[Start of Attachment]

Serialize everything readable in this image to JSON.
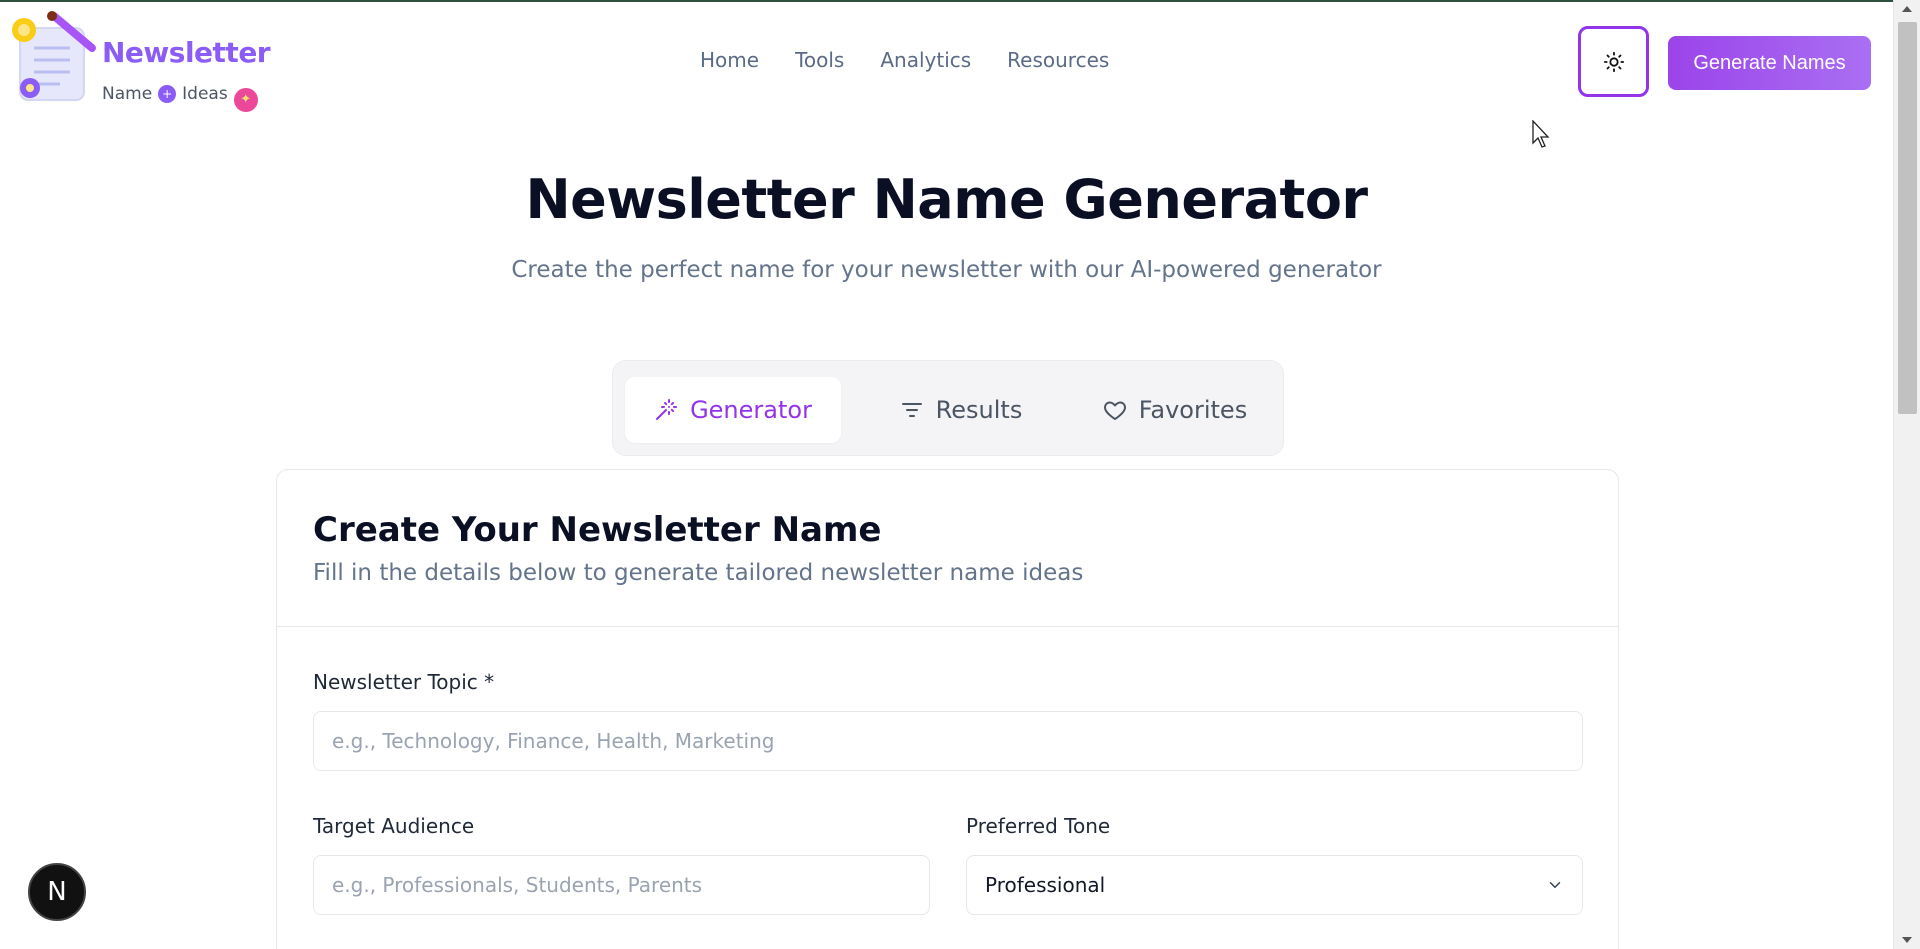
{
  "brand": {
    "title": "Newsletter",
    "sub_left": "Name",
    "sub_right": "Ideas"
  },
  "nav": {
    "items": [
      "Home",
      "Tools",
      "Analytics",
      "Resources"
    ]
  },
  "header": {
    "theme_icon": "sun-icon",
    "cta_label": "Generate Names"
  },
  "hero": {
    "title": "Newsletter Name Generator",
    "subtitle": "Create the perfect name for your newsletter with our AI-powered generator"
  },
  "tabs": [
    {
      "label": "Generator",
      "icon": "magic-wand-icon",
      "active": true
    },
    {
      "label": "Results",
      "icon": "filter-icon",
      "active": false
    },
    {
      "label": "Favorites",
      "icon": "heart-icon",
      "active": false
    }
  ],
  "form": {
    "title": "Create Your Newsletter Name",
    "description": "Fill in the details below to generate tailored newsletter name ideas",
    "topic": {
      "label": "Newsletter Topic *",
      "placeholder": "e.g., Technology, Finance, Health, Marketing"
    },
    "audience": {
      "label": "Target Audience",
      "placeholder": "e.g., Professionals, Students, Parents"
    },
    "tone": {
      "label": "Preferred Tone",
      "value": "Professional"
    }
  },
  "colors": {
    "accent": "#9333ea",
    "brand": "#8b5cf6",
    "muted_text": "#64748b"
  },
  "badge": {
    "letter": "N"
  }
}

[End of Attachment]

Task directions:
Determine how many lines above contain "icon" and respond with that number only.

Response box:
4